Crime Category Penalty
Third Degree Possession of Schedule I, II, III, or IV drugs: 3-5 years imprisonment, up to $35,000 fine. Some non-CDS drugs (e.g., GHB, Rohypnol): up to $100,000 fine.
Fourth Degree Possession of Schedule V drugs: up to 18 months imprisonment, up to $15,000 fine.
Disorderly Person Offense Under the influence of controlled substances (except medical use): up to 6 months in jail, up to $500 fine.

What do CDS Schedules mean?

Certain drugs and compounds may be classified as controlled substances in New Jersey and federal law. These drugs can be divided into five lists or schedules. They are classified based on several factors such as their current medical use, the potential for abuse, and the potential to cause addiction if abused. Schedule I drugs can be considered the most dangerous and Schedule V drugs are the least dangerous.

A federal criminal case can also be filed against you if you are convicted of possessing, selling, or manufacturing a controlled substance. N.J. Code of Criminal Justice Section 2C:35-10 covers most CDS possession charges. The prosecutor must prove you were in physical or constructive possession of any drug or substance on one of the five Schedules to obtain a conviction for CDS Possession.

Anybody who violates New Jersey law and possesses a CDS listed in Schedule I, II, III, or IV is guilty of a third-degree criminal offense and may face a fine of up to $35,000. The possession of marijuana of over 50 grams of hashish of more than 5 grams is considered a fourth-degree crime that can result in a fine of up to $25,000.

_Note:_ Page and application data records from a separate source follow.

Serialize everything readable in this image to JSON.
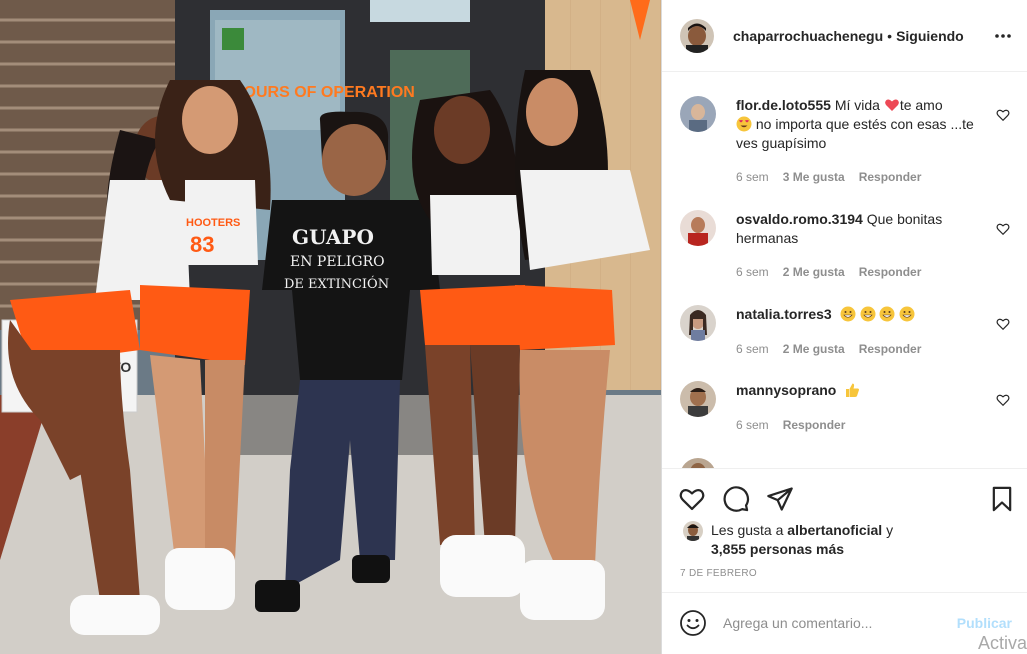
{
  "post": {
    "username": "chaparrochuachenegu",
    "separator": "•",
    "follow_status": "Siguiendo",
    "photo": {
      "door_sign": "HOURS OF OPERATION",
      "shirt_text_1": "GUAPO",
      "shirt_text_2": "EN PELIGRO",
      "shirt_text_3": "DE EXTINCIÓN",
      "jersey_brand": "HOOTERS",
      "jersey_number": "83",
      "sign_text": "ATO"
    }
  },
  "comments": [
    {
      "username": "flor.de.loto555",
      "text_a": "Mí vida",
      "text_b": "te amo",
      "text_c": "no importa que estés con esas ...te ves guapísimo",
      "time": "6 sem",
      "likes": "3 Me gusta",
      "reply": "Responder"
    },
    {
      "username": "osvaldo.romo.3194",
      "text_a": "Que bonitas hermanas",
      "time": "6 sem",
      "likes": "2 Me gusta",
      "reply": "Responder"
    },
    {
      "username": "natalia.torres3",
      "time": "6 sem",
      "likes": "2 Me gusta",
      "reply": "Responder"
    },
    {
      "username": "mannysoprano",
      "time": "6 sem",
      "reply": "Responder"
    }
  ],
  "likes_section": {
    "prefix": "Les gusta a",
    "liker": "albertanoficial",
    "joiner": "y",
    "others": "3,855 personas más",
    "date": "7 DE FEBRERO"
  },
  "add_comment": {
    "placeholder": "Agrega un comentario...",
    "publish": "Publicar"
  },
  "watermark": "Activa",
  "icons": {
    "more": "more-options-icon",
    "like": "heart-icon",
    "comment": "comment-bubble-icon",
    "share": "paper-plane-icon",
    "save": "bookmark-icon",
    "emoji": "smiley-icon"
  },
  "colors": {
    "heart_red": "#ed4956",
    "publish_disabled": "#b2dffc",
    "secondary_text": "#8e8e8e",
    "hooters_orange": "#ff5a14"
  }
}
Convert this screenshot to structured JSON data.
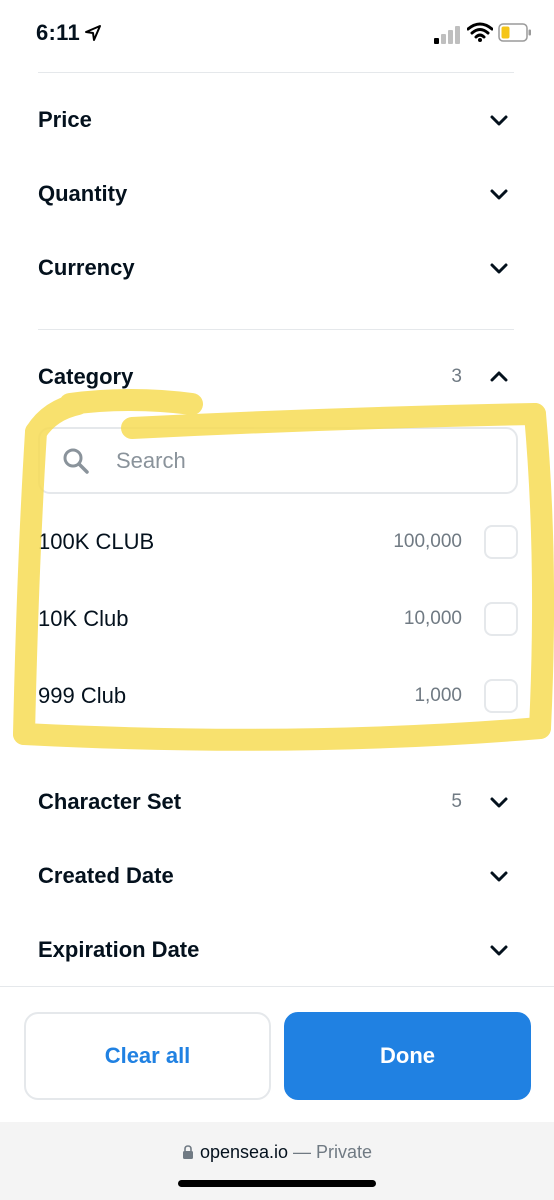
{
  "status": {
    "time": "6:11",
    "signal_icon": "cellular-signal-icon",
    "wifi_icon": "wifi-icon",
    "battery_icon": "battery-icon",
    "battery_color": "#f5c518"
  },
  "filters_top": [
    {
      "label": "Price",
      "expanded": false
    },
    {
      "label": "Quantity",
      "expanded": false
    },
    {
      "label": "Currency",
      "expanded": false
    }
  ],
  "category": {
    "label": "Category",
    "count": "3",
    "expanded": true,
    "search": {
      "placeholder": "Search",
      "value": ""
    },
    "items": [
      {
        "name": "100K CLUB",
        "count": "100,000",
        "checked": false
      },
      {
        "name": "10K Club",
        "count": "10,000",
        "checked": false
      },
      {
        "name": "999 Club",
        "count": "1,000",
        "checked": false
      }
    ]
  },
  "filters_bottom": [
    {
      "label": "Character Set",
      "count": "5",
      "expanded": false
    },
    {
      "label": "Created Date",
      "count": "",
      "expanded": false
    },
    {
      "label": "Expiration Date",
      "count": "",
      "expanded": false
    }
  ],
  "actions": {
    "clear_label": "Clear all",
    "done_label": "Done"
  },
  "browser": {
    "domain": "opensea.io",
    "mode": "— Private"
  },
  "colors": {
    "accent": "#2081e2",
    "highlight": "#f7dc55",
    "text": "#04111d",
    "muted": "#707a83",
    "border": "#e5e8eb"
  }
}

Anybody who violates New Jersey law and possesses a Schedule V controlled drug is guilty in a fourth-degree offense. A fine of up to $15,000.

Based on the list of controlled dangerous substances, penalties for drug offenses may be harsher or more severe.

Contact an Experienced Criminal Defense Lawyer About Your Drug Charges in NJ

Were you arrested or charged with possession with intent to distribute CDS in NJ? The consequences of a conviction could be severe, leaving you with a permanent criminal record and possibly even sending you to jail. That is why you need to discuss your case with an experienced criminal defense attorney as soon as possible. The attorneys at Lustberg Law Offices, LLC have successfully represented clients charged with heroin distribution, or with marijuana possession with intent to distribute, throughout NJ. Contact us at 201-880-5311 or fill out the online contact form to schedule a consultation with a member of our legal team. We have an office conveniently located at One University Plaza Dr., Suite 210, Hackensack, NJ 07601, as well as offices located in 380 Lexington Avenue, 17th Floor 380 New York, NY 10168

The articles on this blog are for informative purposes only and are no substitute for legal advice or an attorney-client relationship. If you are seeking legal advice, please contact our law firm directly.

Share with your friends on
Call Now Button